Selecting a control system for smart lighting a building can be difficult because it requires some knowledge of networking. However, it can be simplified into the system architecture and the communications protocol.
System architecture describes how control signals are transmitted, not the way they are powered. Wired or wireless technology can be used, or even a combination of both (hybrid).
In the case of a typical wired lighting control system, communication signals are sent over wires to the lighting equipment. On the other hand, in a wireless system, control devices use radio wave signals to communicate without the need for cables. Hybrid solutions use wired technology in areas where it makes sense and wireless as an extension to provide coverage in hard-to-reach areas or where wiring would be too expensive.
When deciding on the right architecture for a particular site, consider factors such as the status of the building (new construction or existing), system reliability, scalability, and budget.
Wireless systems may be less reliable in some situations due to building materials and technology interference, but a wireless mesh network can help with this issue. A wired system may require less hardware, but the cost of wiring can increase as the building gets larger.
When the system architecture has been chosen, the next step is to pick the protocol that allows devices in the network to communicate. This protocol can be either proprietary or open.
A proprietary protocol is developed by a manufacturer for their own devices only, although gateways to communicate with standard protocols could exist. Open or standard protocols are adopted by the industry and created collaboratively by specialists from diverse organizations.
Some examples of wireless open protocols include ZigBee, Z-Wave, Bluetooth, and Matter. In the case of wired networks, DALI is the most extended open protocol in smart lighting, which is supported by most lighting manufacturers and compatible with other wired and wireless protocols through gateways.

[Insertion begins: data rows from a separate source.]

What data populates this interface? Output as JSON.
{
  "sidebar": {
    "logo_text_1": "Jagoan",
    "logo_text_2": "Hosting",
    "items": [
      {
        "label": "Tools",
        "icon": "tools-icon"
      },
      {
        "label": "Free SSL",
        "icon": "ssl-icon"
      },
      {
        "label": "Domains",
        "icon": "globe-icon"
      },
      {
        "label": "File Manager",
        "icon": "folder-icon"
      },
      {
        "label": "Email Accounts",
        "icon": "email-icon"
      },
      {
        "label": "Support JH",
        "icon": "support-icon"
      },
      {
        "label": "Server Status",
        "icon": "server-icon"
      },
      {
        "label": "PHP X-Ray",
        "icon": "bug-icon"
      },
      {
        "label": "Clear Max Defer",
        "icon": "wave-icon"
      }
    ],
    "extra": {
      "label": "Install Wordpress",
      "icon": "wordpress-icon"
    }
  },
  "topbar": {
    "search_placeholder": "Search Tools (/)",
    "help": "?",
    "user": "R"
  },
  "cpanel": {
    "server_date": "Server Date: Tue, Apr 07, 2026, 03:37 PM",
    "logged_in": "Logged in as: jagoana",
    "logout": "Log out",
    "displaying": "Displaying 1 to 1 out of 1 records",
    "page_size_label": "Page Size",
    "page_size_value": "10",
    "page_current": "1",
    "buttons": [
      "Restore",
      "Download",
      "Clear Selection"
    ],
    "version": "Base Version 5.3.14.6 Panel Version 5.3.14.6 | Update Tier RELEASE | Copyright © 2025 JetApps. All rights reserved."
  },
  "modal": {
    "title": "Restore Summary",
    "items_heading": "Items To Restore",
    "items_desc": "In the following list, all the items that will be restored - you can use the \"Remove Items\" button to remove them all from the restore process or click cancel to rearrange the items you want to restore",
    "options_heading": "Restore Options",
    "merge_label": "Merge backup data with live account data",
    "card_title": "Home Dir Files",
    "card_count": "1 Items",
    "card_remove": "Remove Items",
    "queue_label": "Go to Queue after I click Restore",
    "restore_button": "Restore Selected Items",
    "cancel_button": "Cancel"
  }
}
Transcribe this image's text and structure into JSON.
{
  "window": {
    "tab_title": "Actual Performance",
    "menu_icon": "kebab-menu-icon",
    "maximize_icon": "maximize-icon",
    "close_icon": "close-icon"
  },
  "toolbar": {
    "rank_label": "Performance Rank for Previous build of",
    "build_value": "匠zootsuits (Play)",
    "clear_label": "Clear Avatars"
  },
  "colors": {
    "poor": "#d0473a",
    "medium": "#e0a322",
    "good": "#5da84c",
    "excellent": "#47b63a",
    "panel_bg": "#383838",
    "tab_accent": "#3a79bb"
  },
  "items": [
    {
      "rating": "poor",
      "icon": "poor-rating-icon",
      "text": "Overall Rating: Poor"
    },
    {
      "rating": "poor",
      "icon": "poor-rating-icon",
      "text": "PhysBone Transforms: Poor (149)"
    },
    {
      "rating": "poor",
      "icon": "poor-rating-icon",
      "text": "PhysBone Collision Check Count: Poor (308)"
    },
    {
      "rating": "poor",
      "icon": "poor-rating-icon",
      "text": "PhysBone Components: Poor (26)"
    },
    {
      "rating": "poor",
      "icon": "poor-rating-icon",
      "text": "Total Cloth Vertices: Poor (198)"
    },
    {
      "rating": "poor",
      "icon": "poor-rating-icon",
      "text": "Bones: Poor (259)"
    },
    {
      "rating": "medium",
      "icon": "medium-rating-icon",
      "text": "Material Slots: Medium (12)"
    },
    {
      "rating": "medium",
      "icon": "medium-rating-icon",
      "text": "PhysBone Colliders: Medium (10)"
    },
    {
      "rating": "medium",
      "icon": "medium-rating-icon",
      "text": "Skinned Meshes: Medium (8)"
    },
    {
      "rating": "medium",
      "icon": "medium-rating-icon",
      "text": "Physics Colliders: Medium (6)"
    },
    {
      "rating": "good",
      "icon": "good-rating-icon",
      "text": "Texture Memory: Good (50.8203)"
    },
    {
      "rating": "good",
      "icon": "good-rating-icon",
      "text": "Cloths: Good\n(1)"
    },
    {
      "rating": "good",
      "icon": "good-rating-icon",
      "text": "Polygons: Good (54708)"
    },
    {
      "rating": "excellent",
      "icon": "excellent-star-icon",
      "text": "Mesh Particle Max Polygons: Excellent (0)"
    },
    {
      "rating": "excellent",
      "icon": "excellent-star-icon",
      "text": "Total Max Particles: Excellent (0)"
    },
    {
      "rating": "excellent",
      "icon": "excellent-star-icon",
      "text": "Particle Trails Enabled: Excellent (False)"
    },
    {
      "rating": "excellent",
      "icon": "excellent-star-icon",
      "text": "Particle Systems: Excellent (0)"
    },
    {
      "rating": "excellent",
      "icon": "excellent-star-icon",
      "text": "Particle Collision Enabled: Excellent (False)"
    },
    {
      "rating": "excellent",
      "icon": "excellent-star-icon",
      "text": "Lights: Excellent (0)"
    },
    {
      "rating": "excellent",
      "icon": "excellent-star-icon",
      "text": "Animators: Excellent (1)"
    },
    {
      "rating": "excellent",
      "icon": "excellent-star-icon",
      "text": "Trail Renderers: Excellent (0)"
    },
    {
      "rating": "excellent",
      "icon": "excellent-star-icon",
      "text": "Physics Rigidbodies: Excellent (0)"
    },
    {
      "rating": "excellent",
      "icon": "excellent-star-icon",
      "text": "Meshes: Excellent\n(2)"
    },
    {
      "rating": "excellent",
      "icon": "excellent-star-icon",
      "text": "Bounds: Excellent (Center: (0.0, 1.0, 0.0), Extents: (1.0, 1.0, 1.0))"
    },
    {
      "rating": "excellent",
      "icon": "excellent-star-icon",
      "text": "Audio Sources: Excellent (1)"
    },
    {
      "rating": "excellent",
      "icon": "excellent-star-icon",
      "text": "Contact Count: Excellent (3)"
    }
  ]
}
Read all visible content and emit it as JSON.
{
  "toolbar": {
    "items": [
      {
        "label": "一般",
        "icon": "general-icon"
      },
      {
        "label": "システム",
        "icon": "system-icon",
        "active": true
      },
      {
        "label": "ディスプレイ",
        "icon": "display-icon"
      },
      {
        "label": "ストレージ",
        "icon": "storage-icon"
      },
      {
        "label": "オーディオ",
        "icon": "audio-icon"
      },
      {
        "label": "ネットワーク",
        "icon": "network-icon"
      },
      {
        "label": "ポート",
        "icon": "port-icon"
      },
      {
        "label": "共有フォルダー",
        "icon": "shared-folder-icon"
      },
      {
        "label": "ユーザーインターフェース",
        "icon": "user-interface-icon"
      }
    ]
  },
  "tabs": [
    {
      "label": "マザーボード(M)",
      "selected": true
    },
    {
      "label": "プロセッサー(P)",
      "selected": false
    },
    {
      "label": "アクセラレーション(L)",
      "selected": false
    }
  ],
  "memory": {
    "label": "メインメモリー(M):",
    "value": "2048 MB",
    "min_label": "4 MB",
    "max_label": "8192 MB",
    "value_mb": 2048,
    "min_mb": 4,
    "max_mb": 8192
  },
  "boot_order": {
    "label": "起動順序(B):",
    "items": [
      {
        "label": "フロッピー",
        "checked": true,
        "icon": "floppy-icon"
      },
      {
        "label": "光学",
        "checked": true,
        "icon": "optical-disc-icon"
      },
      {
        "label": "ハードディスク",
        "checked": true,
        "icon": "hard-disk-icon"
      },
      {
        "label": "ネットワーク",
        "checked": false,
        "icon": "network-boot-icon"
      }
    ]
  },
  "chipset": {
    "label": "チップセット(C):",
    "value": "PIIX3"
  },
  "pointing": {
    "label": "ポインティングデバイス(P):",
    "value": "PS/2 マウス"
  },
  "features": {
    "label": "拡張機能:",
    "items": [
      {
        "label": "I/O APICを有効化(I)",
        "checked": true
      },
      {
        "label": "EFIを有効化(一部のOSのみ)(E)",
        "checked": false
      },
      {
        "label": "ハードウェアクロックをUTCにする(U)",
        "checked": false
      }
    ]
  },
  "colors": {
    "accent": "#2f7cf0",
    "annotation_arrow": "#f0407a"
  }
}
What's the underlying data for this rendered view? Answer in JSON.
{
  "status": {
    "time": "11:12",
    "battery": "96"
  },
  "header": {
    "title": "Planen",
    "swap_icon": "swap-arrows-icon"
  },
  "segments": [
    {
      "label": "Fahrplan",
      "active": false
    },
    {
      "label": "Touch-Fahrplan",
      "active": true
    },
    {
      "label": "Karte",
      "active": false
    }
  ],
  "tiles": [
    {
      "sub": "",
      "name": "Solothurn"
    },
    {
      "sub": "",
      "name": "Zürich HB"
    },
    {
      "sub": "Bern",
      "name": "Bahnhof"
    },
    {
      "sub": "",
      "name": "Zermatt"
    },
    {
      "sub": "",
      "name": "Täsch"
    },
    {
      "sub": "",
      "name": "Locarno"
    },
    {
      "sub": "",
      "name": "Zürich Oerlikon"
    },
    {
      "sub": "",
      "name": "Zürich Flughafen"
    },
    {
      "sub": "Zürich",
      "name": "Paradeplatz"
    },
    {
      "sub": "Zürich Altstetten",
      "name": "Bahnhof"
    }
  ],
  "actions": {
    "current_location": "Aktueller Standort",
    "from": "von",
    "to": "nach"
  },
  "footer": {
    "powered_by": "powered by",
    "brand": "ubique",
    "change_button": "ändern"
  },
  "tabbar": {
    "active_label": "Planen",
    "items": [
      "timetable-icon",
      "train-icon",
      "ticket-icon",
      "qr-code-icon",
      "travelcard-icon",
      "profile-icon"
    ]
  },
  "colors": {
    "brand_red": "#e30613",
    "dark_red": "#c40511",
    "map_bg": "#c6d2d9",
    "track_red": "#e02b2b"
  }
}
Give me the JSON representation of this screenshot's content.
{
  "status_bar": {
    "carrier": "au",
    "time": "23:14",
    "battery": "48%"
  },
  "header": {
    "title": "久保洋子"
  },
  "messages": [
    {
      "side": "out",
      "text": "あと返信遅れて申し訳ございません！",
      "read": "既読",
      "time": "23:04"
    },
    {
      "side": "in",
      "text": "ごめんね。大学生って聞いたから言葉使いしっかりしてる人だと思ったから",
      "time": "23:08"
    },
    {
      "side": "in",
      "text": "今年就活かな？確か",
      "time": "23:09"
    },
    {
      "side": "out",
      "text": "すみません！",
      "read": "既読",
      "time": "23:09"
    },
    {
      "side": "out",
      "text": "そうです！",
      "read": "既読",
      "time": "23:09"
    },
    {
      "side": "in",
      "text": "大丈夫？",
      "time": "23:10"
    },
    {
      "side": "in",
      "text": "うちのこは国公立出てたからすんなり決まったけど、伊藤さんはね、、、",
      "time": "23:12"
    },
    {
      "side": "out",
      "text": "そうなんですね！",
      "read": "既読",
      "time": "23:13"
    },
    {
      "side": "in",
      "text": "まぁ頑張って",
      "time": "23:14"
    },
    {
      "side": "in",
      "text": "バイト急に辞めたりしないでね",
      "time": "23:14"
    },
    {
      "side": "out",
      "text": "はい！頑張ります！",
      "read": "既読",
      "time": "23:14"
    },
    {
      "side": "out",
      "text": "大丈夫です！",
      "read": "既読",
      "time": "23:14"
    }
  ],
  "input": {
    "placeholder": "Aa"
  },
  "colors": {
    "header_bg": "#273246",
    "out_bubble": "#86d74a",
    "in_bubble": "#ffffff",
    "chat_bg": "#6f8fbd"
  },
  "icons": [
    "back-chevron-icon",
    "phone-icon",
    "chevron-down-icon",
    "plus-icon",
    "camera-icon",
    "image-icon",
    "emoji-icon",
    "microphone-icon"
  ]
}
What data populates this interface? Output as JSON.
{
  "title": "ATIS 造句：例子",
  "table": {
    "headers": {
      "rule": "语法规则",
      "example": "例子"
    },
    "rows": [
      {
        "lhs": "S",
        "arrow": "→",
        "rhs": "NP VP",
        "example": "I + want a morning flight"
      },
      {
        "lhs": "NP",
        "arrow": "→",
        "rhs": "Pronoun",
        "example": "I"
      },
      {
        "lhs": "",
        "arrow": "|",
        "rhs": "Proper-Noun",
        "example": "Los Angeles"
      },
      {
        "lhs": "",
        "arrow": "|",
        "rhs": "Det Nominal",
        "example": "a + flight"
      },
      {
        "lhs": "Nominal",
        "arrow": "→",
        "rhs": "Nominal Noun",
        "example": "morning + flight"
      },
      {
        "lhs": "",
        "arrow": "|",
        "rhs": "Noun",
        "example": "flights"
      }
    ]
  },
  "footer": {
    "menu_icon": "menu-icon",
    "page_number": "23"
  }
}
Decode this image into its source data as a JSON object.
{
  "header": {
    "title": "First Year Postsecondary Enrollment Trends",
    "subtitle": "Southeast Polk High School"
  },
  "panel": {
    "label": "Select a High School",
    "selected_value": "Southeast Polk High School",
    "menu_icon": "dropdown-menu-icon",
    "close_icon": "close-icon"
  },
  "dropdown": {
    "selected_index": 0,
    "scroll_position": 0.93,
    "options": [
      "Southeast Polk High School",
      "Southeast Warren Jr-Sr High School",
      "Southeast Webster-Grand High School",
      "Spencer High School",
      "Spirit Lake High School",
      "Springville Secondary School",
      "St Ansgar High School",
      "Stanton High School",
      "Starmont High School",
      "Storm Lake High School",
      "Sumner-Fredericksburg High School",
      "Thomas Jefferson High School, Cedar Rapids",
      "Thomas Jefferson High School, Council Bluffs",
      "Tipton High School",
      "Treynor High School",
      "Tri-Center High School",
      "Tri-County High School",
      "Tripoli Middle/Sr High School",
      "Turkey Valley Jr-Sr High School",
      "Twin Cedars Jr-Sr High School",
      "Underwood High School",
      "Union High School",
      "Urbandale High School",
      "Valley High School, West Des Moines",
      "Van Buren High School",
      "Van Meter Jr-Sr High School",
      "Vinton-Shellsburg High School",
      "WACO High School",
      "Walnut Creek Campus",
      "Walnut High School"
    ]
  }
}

It’s important to choose a protocol that is widely supported by vendors to ensure compatibility with a range of devices that allows the functionality you need for your smart lighting. Furthermore, you should consider also other kinds of controls such as HVAC systems, blinds, alarms, etc. if they are included in your smart building. KNX is one of the most extended open standards supporting those features, with over 8000 certified products from 500 manufacturers.
In the case of KUMUX circadian lighting, the automatic simulation of sunlight indoors can be included in any type of control system, regardless if it is wired or wireless, proprietary or open standard. An API allows integrating KUMUX data into any smart lighting system to automate the color temperature (warm to cool light) and brightness throughout the day to mimic the healthy natural light characteristics to balance people’s circadian rhythms (internal clock) and improve our overall health and wellness.
Whereas you are a control system integrators that work with open control standards or a control manufacturer with your own proprietary control system, you might take advantage of KUMUX circadian lighting by offering added value to your customers.
Let’s work together for more healthy lighting, whatever the control system you choose.